Well it's hard to say how do you fix motivation and originality of villains but the best thing to do is look at the list of best cinematic villains and their motivations, with the fans best comic book villain being Heath ledgers Joker who's motivation was what? Well, that's the weird thing about it - there isn't much to say about the jokers motivation apart from because he can. what The Dark Knight showed is that you don't need an over complicated plot device for motivation and/or plan for the villain. Unlike Ultron with it's (yes it's an it) humans who ruin this world the only way to protect them is to kill them motivation. so I will drop a city out of the sky plan, don't get me wrong it was cool to look at but a overly complicated Idea.

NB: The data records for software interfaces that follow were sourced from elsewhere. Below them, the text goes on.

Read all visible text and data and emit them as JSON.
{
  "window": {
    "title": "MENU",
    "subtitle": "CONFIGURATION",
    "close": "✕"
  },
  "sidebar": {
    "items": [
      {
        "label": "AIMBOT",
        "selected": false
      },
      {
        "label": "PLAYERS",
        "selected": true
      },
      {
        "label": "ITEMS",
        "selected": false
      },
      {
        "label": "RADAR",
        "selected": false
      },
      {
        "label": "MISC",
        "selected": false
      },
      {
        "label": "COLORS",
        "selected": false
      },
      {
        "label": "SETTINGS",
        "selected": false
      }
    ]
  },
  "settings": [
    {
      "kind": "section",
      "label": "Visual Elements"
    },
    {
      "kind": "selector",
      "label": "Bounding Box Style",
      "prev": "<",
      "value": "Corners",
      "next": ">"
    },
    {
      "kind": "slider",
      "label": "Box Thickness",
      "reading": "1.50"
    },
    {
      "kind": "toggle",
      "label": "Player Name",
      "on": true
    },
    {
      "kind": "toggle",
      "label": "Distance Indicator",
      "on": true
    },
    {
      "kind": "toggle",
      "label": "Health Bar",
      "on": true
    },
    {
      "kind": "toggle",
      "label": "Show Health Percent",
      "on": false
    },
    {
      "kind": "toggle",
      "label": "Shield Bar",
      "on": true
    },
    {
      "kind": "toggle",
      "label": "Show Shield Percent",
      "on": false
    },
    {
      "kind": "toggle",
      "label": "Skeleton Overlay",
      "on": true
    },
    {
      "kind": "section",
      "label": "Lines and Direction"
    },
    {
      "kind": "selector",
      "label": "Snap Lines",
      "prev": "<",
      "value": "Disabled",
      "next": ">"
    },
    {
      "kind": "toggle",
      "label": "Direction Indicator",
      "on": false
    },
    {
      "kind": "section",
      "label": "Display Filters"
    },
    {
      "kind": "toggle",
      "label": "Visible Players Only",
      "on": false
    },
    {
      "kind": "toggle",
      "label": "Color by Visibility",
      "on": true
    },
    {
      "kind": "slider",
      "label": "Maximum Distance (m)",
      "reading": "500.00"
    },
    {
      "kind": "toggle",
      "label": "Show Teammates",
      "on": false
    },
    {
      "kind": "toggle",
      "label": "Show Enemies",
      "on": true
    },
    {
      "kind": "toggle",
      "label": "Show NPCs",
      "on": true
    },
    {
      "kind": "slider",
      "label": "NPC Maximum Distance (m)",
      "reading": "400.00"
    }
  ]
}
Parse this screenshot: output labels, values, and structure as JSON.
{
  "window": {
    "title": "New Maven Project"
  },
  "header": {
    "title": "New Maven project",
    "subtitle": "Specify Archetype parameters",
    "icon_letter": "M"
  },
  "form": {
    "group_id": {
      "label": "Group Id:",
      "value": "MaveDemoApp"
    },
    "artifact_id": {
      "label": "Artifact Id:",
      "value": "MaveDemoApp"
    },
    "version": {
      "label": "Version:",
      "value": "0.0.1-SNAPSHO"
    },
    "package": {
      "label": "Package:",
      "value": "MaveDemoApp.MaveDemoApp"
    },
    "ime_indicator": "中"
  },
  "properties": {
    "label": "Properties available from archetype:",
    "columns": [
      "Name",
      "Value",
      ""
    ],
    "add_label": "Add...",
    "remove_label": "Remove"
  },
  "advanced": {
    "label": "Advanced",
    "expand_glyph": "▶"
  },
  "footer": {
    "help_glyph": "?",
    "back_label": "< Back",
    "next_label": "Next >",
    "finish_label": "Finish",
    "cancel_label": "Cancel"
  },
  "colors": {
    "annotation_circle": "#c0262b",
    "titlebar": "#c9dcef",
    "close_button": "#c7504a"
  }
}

The Plan/Idea concept
Having a villain, with a simple goal sounds too obvious and boring but it seems to be make the best villains. my favourite villain, Hans Gruber from Die Hard (below) who's plan was so simple people looked past it and thought when he took people hostage and was called a "terrorist" it would be a ransom type situation when in fact his plan was pretty simple, have hostages to stop police interference and rob the place. Nowadays Villains have to have these complicated plans people think you have to go BIGGER to be better when it isn't needed.
Heck Marvel isn't the only one with a villain problem, DC have the Joker (who is being rebooted/redone),
but This is just my opinion